Which? has received calls from concerned members following recent headlines suggesting people are being turned away for home COVID-19 test kits due to a poor credit history - but does your credit score really have a bearing on the process?
The government has enlisted credit reference agency TransUnion to provide identity verification checks as part of the registration process for providing a home coronavirus testing kit, but states this is not a credit check and will not affect your credit score.
Here, Which? explains what credit reports are being used for in the coronavirus testing process, and what the alternatives are if you're refused a home testing kit.
This includes things like your name, gender, date of birth, ethnicity, home and delivery address, National Insurance number, employment details and details about other household members if you are applying for a test for them as well.
The Department of Health and Social Care has also enlisted other companies to use this data to do things such as sort out the logistics of test deliveries, and enable NHS Business Services Authority to send you your test results.
Credit reference agency TransUnion has been brought in as a means to use your personal data to verify your identity, by checking it against the credit report it has registered to you.
Why is this necessary? A spokesperson from the Department of Health and Social Care told Which?: 'For home testing kits, a verification process is used to confirm an individual's name and address, which is to reduce fraud and prevent multiple testing kits being ordered, diverting capacity from where it is needed most.'
Those with a 'bad' credit score after having problems with debt may have experienced rejections for a mortgage, credit card or loan due to lenders seeing them in a poor light, this shouldn't be the case with securing a coronavirus home test.
According to the government spokesperson, 'nobody needs to pass a credit check in order to access coronavirus testing.'
However, you do need to appear on the credit reference agency's system.
One Which? member got in touch to say he was concerned as, despite his daughter being on the electoral roll and having a UK current account, they hadn't previously been able to find much of a credit presence for her.
They were therefore worried that she might be refused a home coronavirus test in future, should she need one.
It's a valid concern. Experian (the largest credit reference agency in the UK) has estimated that 5.8bmillion people in the UK have a 'thin' credit file, where credit reference agencies simply don't hold any information on you.
This is likely to be down to not having any history of borrowing money and could mean your identity is unable to be verified. This, then, could mean you won't be able to get a home testing kit.
In order to verify people's identity for a coronavirus home test kit, a soft search is carried out.
This allows the information on your credit file to be viewed without leaving a 'footprint' (a record of the search), which can impact your credit score. You'll be able to see a record of the search, but no other companies viewing your credit report will.
A 'hard search', by comparison, will leave a record to others viewing your credit report, and may damage your credit score if, say, a potential lender has viewed your report and rejected your application for credit.
In some instances, you won't be able to get a home testing kit sent out - but that doesn't mean that you can't get tested for coronavirus.

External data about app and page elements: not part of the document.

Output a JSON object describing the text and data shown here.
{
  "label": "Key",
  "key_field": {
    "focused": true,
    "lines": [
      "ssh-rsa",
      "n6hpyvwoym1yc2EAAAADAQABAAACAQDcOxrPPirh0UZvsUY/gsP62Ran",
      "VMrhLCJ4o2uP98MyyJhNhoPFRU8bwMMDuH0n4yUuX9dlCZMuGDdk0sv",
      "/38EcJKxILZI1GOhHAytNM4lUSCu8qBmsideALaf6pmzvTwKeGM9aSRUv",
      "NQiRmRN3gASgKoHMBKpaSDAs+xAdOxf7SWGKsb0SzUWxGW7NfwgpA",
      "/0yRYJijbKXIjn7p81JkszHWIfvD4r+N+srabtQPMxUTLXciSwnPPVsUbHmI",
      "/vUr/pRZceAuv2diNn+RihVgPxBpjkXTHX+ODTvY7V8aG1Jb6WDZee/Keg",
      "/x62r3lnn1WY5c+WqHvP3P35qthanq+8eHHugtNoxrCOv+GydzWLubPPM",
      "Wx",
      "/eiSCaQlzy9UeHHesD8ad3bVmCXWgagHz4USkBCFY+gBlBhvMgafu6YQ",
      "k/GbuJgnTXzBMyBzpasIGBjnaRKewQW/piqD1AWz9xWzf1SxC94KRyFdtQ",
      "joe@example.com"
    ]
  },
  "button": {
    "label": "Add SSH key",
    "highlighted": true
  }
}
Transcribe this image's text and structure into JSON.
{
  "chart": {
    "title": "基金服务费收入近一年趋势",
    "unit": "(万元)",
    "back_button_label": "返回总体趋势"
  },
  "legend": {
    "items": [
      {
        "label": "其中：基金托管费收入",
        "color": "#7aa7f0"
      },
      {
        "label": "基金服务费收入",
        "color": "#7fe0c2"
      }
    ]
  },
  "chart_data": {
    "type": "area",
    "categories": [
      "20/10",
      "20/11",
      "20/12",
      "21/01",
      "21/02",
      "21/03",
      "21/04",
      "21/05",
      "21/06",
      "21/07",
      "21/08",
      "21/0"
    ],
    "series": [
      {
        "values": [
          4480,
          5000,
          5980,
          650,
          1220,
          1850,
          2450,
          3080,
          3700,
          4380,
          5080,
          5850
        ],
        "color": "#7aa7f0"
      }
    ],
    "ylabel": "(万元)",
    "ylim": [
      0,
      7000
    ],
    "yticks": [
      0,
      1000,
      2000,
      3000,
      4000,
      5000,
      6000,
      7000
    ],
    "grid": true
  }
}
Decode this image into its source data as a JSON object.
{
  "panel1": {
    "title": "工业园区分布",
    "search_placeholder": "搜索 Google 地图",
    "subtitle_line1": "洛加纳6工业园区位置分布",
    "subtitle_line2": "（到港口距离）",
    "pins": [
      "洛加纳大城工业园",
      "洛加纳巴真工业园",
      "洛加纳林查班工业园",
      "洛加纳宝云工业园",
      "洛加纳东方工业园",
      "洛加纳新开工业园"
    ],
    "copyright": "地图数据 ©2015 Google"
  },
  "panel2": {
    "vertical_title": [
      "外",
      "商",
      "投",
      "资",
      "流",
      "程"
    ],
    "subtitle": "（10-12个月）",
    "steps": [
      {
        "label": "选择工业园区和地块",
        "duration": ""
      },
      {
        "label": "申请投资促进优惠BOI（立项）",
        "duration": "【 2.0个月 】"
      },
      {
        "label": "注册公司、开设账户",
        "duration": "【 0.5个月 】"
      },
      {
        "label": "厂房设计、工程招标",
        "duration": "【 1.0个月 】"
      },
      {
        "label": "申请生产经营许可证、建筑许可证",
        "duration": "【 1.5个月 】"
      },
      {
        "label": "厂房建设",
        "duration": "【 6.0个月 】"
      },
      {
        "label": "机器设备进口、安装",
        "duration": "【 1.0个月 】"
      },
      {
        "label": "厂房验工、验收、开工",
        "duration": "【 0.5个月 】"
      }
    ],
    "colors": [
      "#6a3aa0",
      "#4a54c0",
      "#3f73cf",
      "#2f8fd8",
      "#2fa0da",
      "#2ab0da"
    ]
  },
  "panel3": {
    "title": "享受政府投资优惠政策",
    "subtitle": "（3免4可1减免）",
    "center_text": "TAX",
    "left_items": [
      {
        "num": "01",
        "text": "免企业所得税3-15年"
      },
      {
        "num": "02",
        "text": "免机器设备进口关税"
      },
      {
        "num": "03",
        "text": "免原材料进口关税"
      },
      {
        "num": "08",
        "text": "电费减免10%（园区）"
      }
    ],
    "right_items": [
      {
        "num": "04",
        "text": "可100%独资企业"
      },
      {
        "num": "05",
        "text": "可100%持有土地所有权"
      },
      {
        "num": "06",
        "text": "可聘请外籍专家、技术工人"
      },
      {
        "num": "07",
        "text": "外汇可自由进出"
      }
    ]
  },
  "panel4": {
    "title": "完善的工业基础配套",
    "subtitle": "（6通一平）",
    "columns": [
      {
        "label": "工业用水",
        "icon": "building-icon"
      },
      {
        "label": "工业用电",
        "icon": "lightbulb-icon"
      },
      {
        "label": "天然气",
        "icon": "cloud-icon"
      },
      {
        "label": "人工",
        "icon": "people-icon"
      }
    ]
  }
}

The Department of Health and Social Care outlined several other options that don't require checking your credit report: 'Tests can also be booked by calling 119 and people can access testing and in-person testing sites, where a member of staff will confirm their identity in person.'
Alternatively, a number of high street pharmacy chains have been selling private COVID-19 tests to the public, costing from £40 upwards.